It is crystal clear that many PhD students and postdocs are exploring alternative career paths given the dearth of job opportunities within academia (and the relatively low pay)—the dismal funding climate and the recent sequester aren’t helping either. For those of you opting to cross over to industry, whether as a research scientist, manager, or entrepreneur, there are several things you should be doing NOW.
Work on strengthening your “soft skills,” commonly referred to as “people skills,” which are easy to neglect when you’re spending each day in the bubble we call a lab. These skills will not only help you get the job and succeed at the job, but they will also benefit you in life in general. Next, get to know the industry—read about it, talk about it, and follow related news, especially regarding the companies you are interested in working for. This knowledge will come in handy when you are on the job hunt—it will help you navigate the terrain and hopefully lead you to the most befitting job. Last but not least, network aggressively outside of academia however you can—attend conferences and other targeted events, grow your Linkedin network, and connect with local organizations, such as NYBA, NYC Tech Connect, and Einstein’s very own Entrepreneurship & Biotechnology Club. Ultimately you need to make sure you gain the knowledge, confidence, and professional skills necessary to sell yourself to potential employers.
The state and local community should invest in the bioscience industry not merely because of its great economic impact and job-creating capabilities, but because of the broader impact that the scientific enterprise has on humanity—an investment in bioscience is an investment in the health, healthcare, well being, and happiness of society.
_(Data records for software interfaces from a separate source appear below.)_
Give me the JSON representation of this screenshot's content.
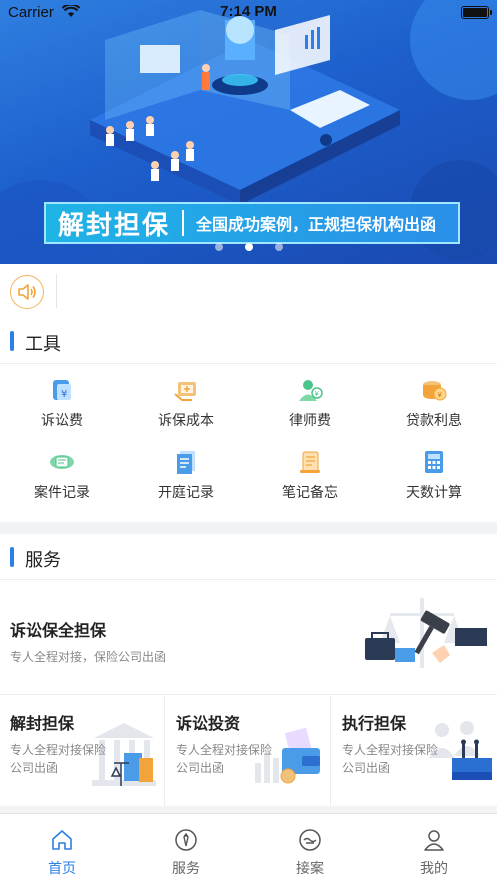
{
  "status_bar": {
    "carrier": "Carrier",
    "time": "7:14 PM"
  },
  "banner": {
    "caption_main": "解封担保",
    "caption_sub": "全国成功案例，正规担保机构出函",
    "page_count": 3,
    "active_page": 2
  },
  "tools": {
    "title": "工具",
    "items": [
      {
        "label": "诉讼费",
        "icon": "fee-icon"
      },
      {
        "label": "诉保成本",
        "icon": "cost-icon"
      },
      {
        "label": "律师费",
        "icon": "lawyer-icon"
      },
      {
        "label": "贷款利息",
        "icon": "coins-icon"
      },
      {
        "label": "案件记录",
        "icon": "case-icon"
      },
      {
        "label": "开庭记录",
        "icon": "document-icon"
      },
      {
        "label": "笔记备忘",
        "icon": "scroll-icon"
      },
      {
        "label": "天数计算",
        "icon": "calculator-icon"
      }
    ]
  },
  "services": {
    "title": "服务",
    "main": {
      "title": "诉讼保全担保",
      "subtitle": "专人全程对接，保险公司出函"
    },
    "cells": [
      {
        "title": "解封担保",
        "subtitle": "专人全程对接保险公司出函"
      },
      {
        "title": "诉讼投资",
        "subtitle": "专人全程对接保险公司出函"
      },
      {
        "title": "执行担保",
        "subtitle": "专人全程对接保险公司出函"
      }
    ]
  },
  "tabbar": {
    "items": [
      {
        "label": "首页",
        "icon": "home-icon",
        "active": true
      },
      {
        "label": "服务",
        "icon": "service-icon",
        "active": false
      },
      {
        "label": "接案",
        "icon": "handshake-icon",
        "active": false
      },
      {
        "label": "我的",
        "icon": "profile-icon",
        "active": false
      }
    ]
  },
  "colors": {
    "accent": "#2b7fe6",
    "banner": "#1d5fcc",
    "icon_orange": "#f2a43a",
    "icon_blue": "#4a9be8",
    "icon_green": "#4cc38a"
  }
}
In NYC and in other cities across the country, leaders in academia, government, and the private sector have acknowledged this and have responded by placing extra pressure on state and local policymakers to support science from bench to market. With that being said, the bioscience industry in NYC is in fact poised to explode and we should all be excited about this.
Danielle was born and raised in Los Angeles and graduated from the University of California, Los Angeles (UCLA) with a B.S. in Biology and a minor in Anthropology. She is currently a PhD candidate at Albert Einstein College of Medicine conducting her thesis research on the function of hepatic nuclear receptor PXR, transcriptional regulation, and the role of post-translational modifications. In addition to her interests in basic science, she is interested in the application and commercialization of scientific discovery, particularly as it pertains to improving human health. As Deputy Director of the Entrepreneurship & Biotechnology Club, Danielle seeks to promote awareness of the bioscience industry in NYC and career development opportunities beyond academia. Danielle has strong interests in science policy and communications as well, and is the Editor of the EJBM Blog and a Writing Intern for the Department of Communications & Public Affairs.